▸ **Items listed in a dataset**
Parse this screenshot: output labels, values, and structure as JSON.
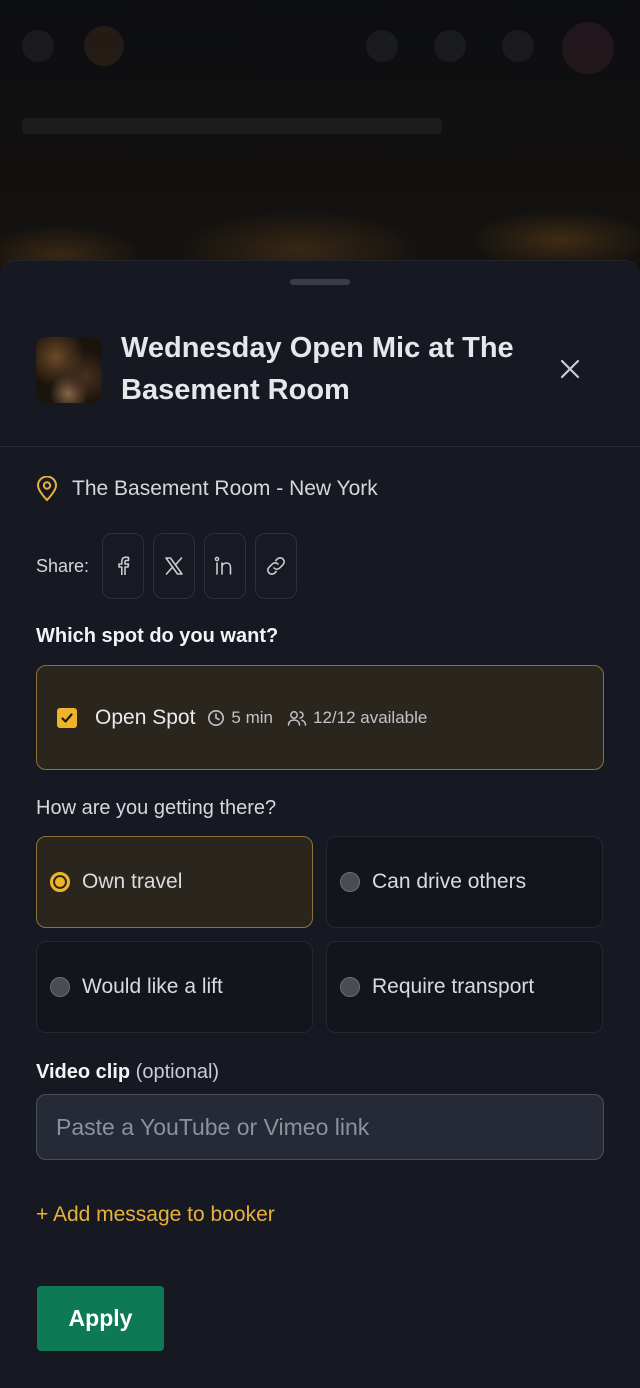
{
  "event": {
    "title": "Wednesday Open Mic at The Basement Room",
    "location": "The Basement Room - New York"
  },
  "share": {
    "label": "Share:",
    "buttons": [
      "facebook-icon",
      "x-icon",
      "linkedin-icon",
      "link-icon"
    ]
  },
  "spot_question": "Which spot do you want?",
  "spot": {
    "name": "Open Spot",
    "duration": "5 min",
    "availability": "12/12 available",
    "checked": true
  },
  "travel_question": "How are you getting there?",
  "travel_options": [
    {
      "label": "Own travel",
      "selected": true
    },
    {
      "label": "Can drive others",
      "selected": false
    },
    {
      "label": "Would like a lift",
      "selected": false
    },
    {
      "label": "Require transport",
      "selected": false
    }
  ],
  "video": {
    "label": "Video clip",
    "optional": "(optional)",
    "placeholder": "Paste a YouTube or Vimeo link"
  },
  "add_message": "+ Add message to booker",
  "apply_label": "Apply",
  "colors": {
    "accent": "#f0b429",
    "primary_button": "#0e7a55",
    "sheet_bg": "#161922"
  }
}
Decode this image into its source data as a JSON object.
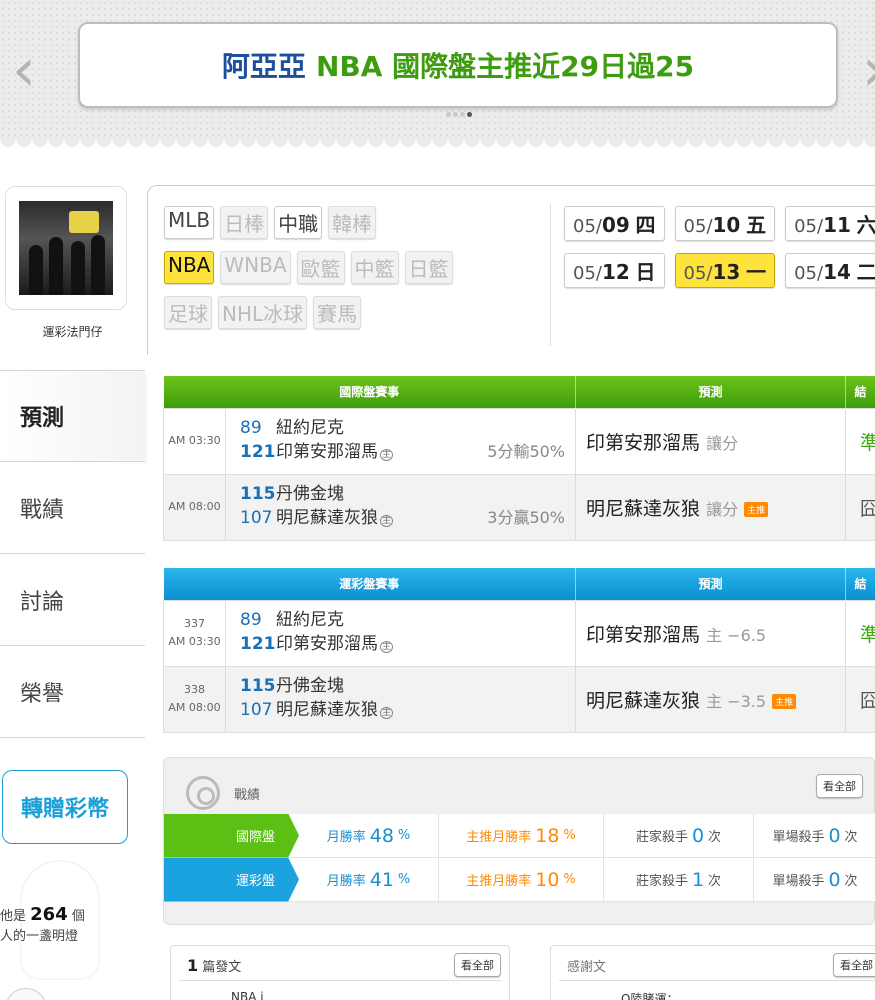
{
  "banner": {
    "title_name": "阿亞亞",
    "title_rest": "NBA 國際盤主推近29日過25",
    "prev_arrow": "‹",
    "next_arrow": "›"
  },
  "sidebar": {
    "username": "運彩法門仔",
    "menu": [
      {
        "label": "預測",
        "active": true
      },
      {
        "label": "戰績",
        "active": false
      },
      {
        "label": "討論",
        "active": false
      },
      {
        "label": "榮譽",
        "active": false
      }
    ],
    "gift_button": "轉贈彩幣",
    "lamp_prefix": "他是",
    "lamp_count": "264",
    "lamp_unit": "個",
    "lamp_suffix": "人的一盞明燈"
  },
  "leagues": {
    "rows": [
      [
        {
          "label": "MLB",
          "state": "normal"
        },
        {
          "label": "日棒",
          "state": "dim"
        },
        {
          "label": "中職",
          "state": "normal"
        },
        {
          "label": "韓棒",
          "state": "dim"
        }
      ],
      [
        {
          "label": "NBA",
          "state": "selected"
        },
        {
          "label": "WNBA",
          "state": "dim"
        },
        {
          "label": "歐籃",
          "state": "dim"
        },
        {
          "label": "中籃",
          "state": "dim"
        },
        {
          "label": "日籃",
          "state": "dim"
        }
      ],
      [
        {
          "label": "足球",
          "state": "dim"
        },
        {
          "label": "NHL冰球",
          "state": "dim"
        },
        {
          "label": "賽馬",
          "state": "dim"
        }
      ]
    ]
  },
  "dates": {
    "rows": [
      [
        {
          "md_prefix": "05/",
          "day": "09",
          "wd": "四",
          "selected": false
        },
        {
          "md_prefix": "05/",
          "day": "10",
          "wd": "五",
          "selected": false
        },
        {
          "md_prefix": "05/",
          "day": "11",
          "wd": "六",
          "selected": false
        }
      ],
      [
        {
          "md_prefix": "05/",
          "day": "12",
          "wd": "日",
          "selected": false
        },
        {
          "md_prefix": "05/",
          "day": "13",
          "wd": "一",
          "selected": true
        },
        {
          "md_prefix": "05/",
          "day": "14",
          "wd": "二",
          "selected": false
        }
      ]
    ]
  },
  "intl_table": {
    "headers": [
      "國際盤賽事",
      "預測",
      "結"
    ],
    "rows": [
      {
        "time": "AM 03:30",
        "away_no": "89",
        "away": "紐約尼克",
        "home_no": "121",
        "home": "印第安那溜馬",
        "home_mark": "主",
        "handicap": "5分輸50%",
        "pred_team": "印第安那溜馬",
        "pred_note": "讓分",
        "badge": "",
        "result": "準",
        "result_type": "win"
      },
      {
        "time": "AM 08:00",
        "away_no": "115",
        "away": "丹佛金塊",
        "home_no": "107",
        "home": "明尼蘇達灰狼",
        "home_mark": "主",
        "handicap": "3分贏50%",
        "pred_team": "明尼蘇達灰狼",
        "pred_note": "讓分",
        "badge": "主推",
        "result": "囧",
        "result_type": "lose"
      }
    ]
  },
  "local_table": {
    "headers": [
      "運彩盤賽事",
      "預測",
      "結"
    ],
    "rows": [
      {
        "code": "337",
        "time": "AM 03:30",
        "away_no": "89",
        "away": "紐約尼克",
        "home_no": "121",
        "home": "印第安那溜馬",
        "home_mark": "主",
        "pred_team": "印第安那溜馬",
        "pred_note": "主 −6.5",
        "badge": "",
        "result": "準",
        "result_type": "win"
      },
      {
        "code": "338",
        "time": "AM 08:00",
        "away_no": "115",
        "away": "丹佛金塊",
        "home_no": "107",
        "home": "明尼蘇達灰狼",
        "home_mark": "主",
        "pred_team": "明尼蘇達灰狼",
        "pred_note": "主 −3.5",
        "badge": "主推",
        "result": "囧",
        "result_type": "lose"
      }
    ]
  },
  "record": {
    "title": "戰績",
    "view_all": "看全部",
    "rows": [
      {
        "label": "國際盤",
        "color": "#5bbf14",
        "month_label": "月勝率",
        "month_value": "48",
        "month_unit": "%",
        "main_label": "主推月勝率",
        "main_value": "18",
        "main_unit": "%",
        "killer_label": "莊家殺手",
        "killer_value": "0",
        "killer_unit": "次",
        "single_label": "單場殺手",
        "single_value": "0",
        "single_unit": "次"
      },
      {
        "label": "運彩盤",
        "color": "#1ba3e0",
        "month_label": "月勝率",
        "month_value": "41",
        "month_unit": "%",
        "main_label": "主推月勝率",
        "main_value": "10",
        "main_unit": "%",
        "killer_label": "莊家殺手",
        "killer_value": "1",
        "killer_unit": "次",
        "single_label": "單場殺手",
        "single_value": "0",
        "single_unit": "次"
      }
    ]
  },
  "posts_box": {
    "count": "1",
    "label": "篇發文",
    "view_all": "看全部",
    "first_item": "NBA i"
  },
  "thanks_box": {
    "label": "感謝文",
    "view_all": "看全部",
    "first_item": "Q陸賭運："
  }
}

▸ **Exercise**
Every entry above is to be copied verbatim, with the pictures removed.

▸ **Solution to the problem**
Parse this screenshot: output labels, values, and structure as JSON.
{
  "event": {
    "title": "Wednesday Open Mic at The Basement Room",
    "location": "The Basement Room - New York"
  },
  "share": {
    "label": "Share:",
    "buttons": [
      "facebook-icon",
      "x-icon",
      "linkedin-icon",
      "link-icon"
    ]
  },
  "spot_question": "Which spot do you want?",
  "spot": {
    "name": "Open Spot",
    "duration": "5 min",
    "availability": "12/12 available",
    "checked": true
  },
  "travel_question": "How are you getting there?",
  "travel_options": [
    {
      "label": "Own travel",
      "selected": true
    },
    {
      "label": "Can drive others",
      "selected": false
    },
    {
      "label": "Would like a lift",
      "selected": false
    },
    {
      "label": "Require transport",
      "selected": false
    }
  ],
  "video": {
    "label": "Video clip",
    "optional": "(optional)",
    "placeholder": "Paste a YouTube or Vimeo link"
  },
  "add_message": "+ Add message to booker",
  "apply_label": "Apply",
  "colors": {
    "accent": "#f0b429",
    "primary_button": "#0e7a55",
    "sheet_bg": "#161922"
  }
}
Decode this image into its source data as a JSON object.
{
  "banner": {
    "title_name": "阿亞亞",
    "title_rest": "NBA 國際盤主推近29日過25",
    "prev_arrow": "‹",
    "next_arrow": "›"
  },
  "sidebar": {
    "username": "運彩法門仔",
    "menu": [
      {
        "label": "預測",
        "active": true
      },
      {
        "label": "戰績",
        "active": false
      },
      {
        "label": "討論",
        "active": false
      },
      {
        "label": "榮譽",
        "active": false
      }
    ],
    "gift_button": "轉贈彩幣",
    "lamp_prefix": "他是",
    "lamp_count": "264",
    "lamp_unit": "個",
    "lamp_suffix": "人的一盞明燈"
  },
  "leagues": {
    "rows": [
      [
        {
          "label": "MLB",
          "state": "normal"
        },
        {
          "label": "日棒",
          "state": "dim"
        },
        {
          "label": "中職",
          "state": "normal"
        },
        {
          "label": "韓棒",
          "state": "dim"
        }
      ],
      [
        {
          "label": "NBA",
          "state": "selected"
        },
        {
          "label": "WNBA",
          "state": "dim"
        },
        {
          "label": "歐籃",
          "state": "dim"
        },
        {
          "label": "中籃",
          "state": "dim"
        },
        {
          "label": "日籃",
          "state": "dim"
        }
      ],
      [
        {
          "label": "足球",
          "state": "dim"
        },
        {
          "label": "NHL冰球",
          "state": "dim"
        },
        {
          "label": "賽馬",
          "state": "dim"
        }
      ]
    ]
  },
  "dates": {
    "rows": [
      [
        {
          "md_prefix": "05/",
          "day": "09",
          "wd": "四",
          "selected": false
        },
        {
          "md_prefix": "05/",
          "day": "10",
          "wd": "五",
          "selected": false
        },
        {
          "md_prefix": "05/",
          "day": "11",
          "wd": "六",
          "selected": false
        }
      ],
      [
        {
          "md_prefix": "05/",
          "day": "12",
          "wd": "日",
          "selected": false
        },
        {
          "md_prefix": "05/",
          "day": "13",
          "wd": "一",
          "selected": true
        },
        {
          "md_prefix": "05/",
          "day": "14",
          "wd": "二",
          "selected": false
        }
      ]
    ]
  },
  "intl_table": {
    "headers": [
      "國際盤賽事",
      "預測",
      "結"
    ],
    "rows": [
      {
        "time": "AM 03:30",
        "away_no": "89",
        "away": "紐約尼克",
        "home_no": "121",
        "home": "印第安那溜馬",
        "home_mark": "主",
        "handicap": "5分輸50%",
        "pred_team": "印第安那溜馬",
        "pred_note": "讓分",
        "badge": "",
        "result": "準",
        "result_type": "win"
      },
      {
        "time": "AM 08:00",
        "away_no": "115",
        "away": "丹佛金塊",
        "home_no": "107",
        "home": "明尼蘇達灰狼",
        "home_mark": "主",
        "handicap": "3分贏50%",
        "pred_team": "明尼蘇達灰狼",
        "pred_note": "讓分",
        "badge": "主推",
        "result": "囧",
        "result_type": "lose"
      }
    ]
  },
  "local_table": {
    "headers": [
      "運彩盤賽事",
      "預測",
      "結"
    ],
    "rows": [
      {
        "code": "337",
        "time": "AM 03:30",
        "away_no": "89",
        "away": "紐約尼克",
        "home_no": "121",
        "home": "印第安那溜馬",
        "home_mark": "主",
        "pred_team": "印第安那溜馬",
        "pred_note": "主 −6.5",
        "badge": "",
        "result": "準",
        "result_type": "win"
      },
      {
        "code": "338",
        "time": "AM 08:00",
        "away_no": "115",
        "away": "丹佛金塊",
        "home_no": "107",
        "home": "明尼蘇達灰狼",
        "home_mark": "主",
        "pred_team": "明尼蘇達灰狼",
        "pred_note": "主 −3.5",
        "badge": "主推",
        "result": "囧",
        "result_type": "lose"
      }
    ]
  },
  "record": {
    "title": "戰績",
    "view_all": "看全部",
    "rows": [
      {
        "label": "國際盤",
        "color": "#5bbf14",
        "month_label": "月勝率",
        "month_value": "48",
        "month_unit": "%",
        "main_label": "主推月勝率",
        "main_value": "18",
        "main_unit": "%",
        "killer_label": "莊家殺手",
        "killer_value": "0",
        "killer_unit": "次",
        "single_label": "單場殺手",
        "single_value": "0",
        "single_unit": "次"
      },
      {
        "label": "運彩盤",
        "color": "#1ba3e0",
        "month_label": "月勝率",
        "month_value": "41",
        "month_unit": "%",
        "main_label": "主推月勝率",
        "main_value": "10",
        "main_unit": "%",
        "killer_label": "莊家殺手",
        "killer_value": "1",
        "killer_unit": "次",
        "single_label": "單場殺手",
        "single_value": "0",
        "single_unit": "次"
      }
    ]
  },
  "posts_box": {
    "count": "1",
    "label": "篇發文",
    "view_all": "看全部",
    "first_item": "NBA i"
  },
  "thanks_box": {
    "label": "感謝文",
    "view_all": "看全部",
    "first_item": "Q陸賭運："
  }
}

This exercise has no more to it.